* [ACTION ITEM]: Line by line, retype the material with nothing left out.

* [EXERCISE INPUT]:
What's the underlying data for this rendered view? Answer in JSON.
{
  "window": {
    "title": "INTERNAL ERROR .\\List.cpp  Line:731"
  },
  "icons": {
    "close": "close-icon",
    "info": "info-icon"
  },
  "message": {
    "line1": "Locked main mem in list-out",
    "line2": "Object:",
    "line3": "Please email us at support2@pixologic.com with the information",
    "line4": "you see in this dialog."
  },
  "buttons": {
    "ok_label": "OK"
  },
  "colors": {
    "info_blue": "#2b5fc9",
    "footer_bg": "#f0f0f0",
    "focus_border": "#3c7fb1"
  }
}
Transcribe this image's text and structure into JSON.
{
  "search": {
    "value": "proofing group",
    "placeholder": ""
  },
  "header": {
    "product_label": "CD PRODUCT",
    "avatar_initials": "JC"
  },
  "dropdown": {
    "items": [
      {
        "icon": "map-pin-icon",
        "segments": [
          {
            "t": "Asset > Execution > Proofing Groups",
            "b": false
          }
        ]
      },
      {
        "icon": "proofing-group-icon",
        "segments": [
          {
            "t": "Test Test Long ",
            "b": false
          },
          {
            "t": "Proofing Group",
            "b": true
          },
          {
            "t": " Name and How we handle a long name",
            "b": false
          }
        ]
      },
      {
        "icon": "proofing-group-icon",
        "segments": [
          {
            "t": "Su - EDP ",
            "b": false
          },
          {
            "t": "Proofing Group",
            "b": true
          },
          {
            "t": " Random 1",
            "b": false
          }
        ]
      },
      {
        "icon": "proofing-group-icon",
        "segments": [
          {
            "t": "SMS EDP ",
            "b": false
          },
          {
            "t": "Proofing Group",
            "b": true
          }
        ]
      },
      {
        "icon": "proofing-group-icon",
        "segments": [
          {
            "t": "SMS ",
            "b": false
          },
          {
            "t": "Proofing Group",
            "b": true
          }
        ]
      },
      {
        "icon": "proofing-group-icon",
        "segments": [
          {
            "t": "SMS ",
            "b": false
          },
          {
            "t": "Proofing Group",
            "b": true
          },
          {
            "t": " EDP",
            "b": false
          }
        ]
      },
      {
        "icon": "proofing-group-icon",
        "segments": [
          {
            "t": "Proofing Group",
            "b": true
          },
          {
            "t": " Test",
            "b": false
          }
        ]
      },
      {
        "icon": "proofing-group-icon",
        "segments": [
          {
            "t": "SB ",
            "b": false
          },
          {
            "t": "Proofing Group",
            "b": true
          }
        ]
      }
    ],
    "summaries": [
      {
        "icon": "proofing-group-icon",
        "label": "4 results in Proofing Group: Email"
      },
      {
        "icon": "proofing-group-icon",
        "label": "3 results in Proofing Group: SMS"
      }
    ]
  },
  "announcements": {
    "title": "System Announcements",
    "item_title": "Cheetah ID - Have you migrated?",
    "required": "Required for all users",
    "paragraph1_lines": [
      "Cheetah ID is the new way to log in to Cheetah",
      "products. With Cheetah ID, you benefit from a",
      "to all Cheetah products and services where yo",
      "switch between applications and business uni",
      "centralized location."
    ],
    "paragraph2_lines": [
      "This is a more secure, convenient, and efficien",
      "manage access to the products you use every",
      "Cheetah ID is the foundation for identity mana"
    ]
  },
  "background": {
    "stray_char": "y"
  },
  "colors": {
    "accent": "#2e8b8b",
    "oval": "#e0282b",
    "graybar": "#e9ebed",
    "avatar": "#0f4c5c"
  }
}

* [ANSWER TO THIS PROBLEM]:
What's the underlying data for this rendered view? Answer in JSON.
{
  "window": {
    "title": "INTERNAL ERROR .\\List.cpp  Line:731"
  },
  "icons": {
    "close": "close-icon",
    "info": "info-icon"
  },
  "message": {
    "line1": "Locked main mem in list-out",
    "line2": "Object:",
    "line3": "Please email us at support2@pixologic.com with the information",
    "line4": "you see in this dialog."
  },
  "buttons": {
    "ok_label": "OK"
  },
  "colors": {
    "info_blue": "#2b5fc9",
    "footer_bg": "#f0f0f0",
    "focus_border": "#3c7fb1"
  }
}
Transcribe this image's text and structure into JSON.
{
  "search": {
    "value": "proofing group",
    "placeholder": ""
  },
  "header": {
    "product_label": "CD PRODUCT",
    "avatar_initials": "JC"
  },
  "dropdown": {
    "items": [
      {
        "icon": "map-pin-icon",
        "segments": [
          {
            "t": "Asset > Execution > Proofing Groups",
            "b": false
          }
        ]
      },
      {
        "icon": "proofing-group-icon",
        "segments": [
          {
            "t": "Test Test Long ",
            "b": false
          },
          {
            "t": "Proofing Group",
            "b": true
          },
          {
            "t": " Name and How we handle a long name",
            "b": false
          }
        ]
      },
      {
        "icon": "proofing-group-icon",
        "segments": [
          {
            "t": "Su - EDP ",
            "b": false
          },
          {
            "t": "Proofing Group",
            "b": true
          },
          {
            "t": " Random 1",
            "b": false
          }
        ]
      },
      {
        "icon": "proofing-group-icon",
        "segments": [
          {
            "t": "SMS EDP ",
            "b": false
          },
          {
            "t": "Proofing Group",
            "b": true
          }
        ]
      },
      {
        "icon": "proofing-group-icon",
        "segments": [
          {
            "t": "SMS ",
            "b": false
          },
          {
            "t": "Proofing Group",
            "b": true
          }
        ]
      },
      {
        "icon": "proofing-group-icon",
        "segments": [
          {
            "t": "SMS ",
            "b": false
          },
          {
            "t": "Proofing Group",
            "b": true
          },
          {
            "t": " EDP",
            "b": false
          }
        ]
      },
      {
        "icon": "proofing-group-icon",
        "segments": [
          {
            "t": "Proofing Group",
            "b": true
          },
          {
            "t": " Test",
            "b": false
          }
        ]
      },
      {
        "icon": "proofing-group-icon",
        "segments": [
          {
            "t": "SB ",
            "b": false
          },
          {
            "t": "Proofing Group",
            "b": true
          }
        ]
      }
    ],
    "summaries": [
      {
        "icon": "proofing-group-icon",
        "label": "4 results in Proofing Group: Email"
      },
      {
        "icon": "proofing-group-icon",
        "label": "3 results in Proofing Group: SMS"
      }
    ]
  },
  "announcements": {
    "title": "System Announcements",
    "item_title": "Cheetah ID - Have you migrated?",
    "required": "Required for all users",
    "paragraph1_lines": [
      "Cheetah ID is the new way to log in to Cheetah",
      "products. With Cheetah ID, you benefit from a",
      "to all Cheetah products and services where yo",
      "switch between applications and business uni",
      "centralized location."
    ],
    "paragraph2_lines": [
      "This is a more secure, convenient, and efficien",
      "manage access to the products you use every",
      "Cheetah ID is the foundation for identity mana"
    ]
  },
  "background": {
    "stray_char": "y"
  },
  "colors": {
    "accent": "#2e8b8b",
    "oval": "#e0282b",
    "graybar": "#e9ebed",
    "avatar": "#0f4c5c"
  }
}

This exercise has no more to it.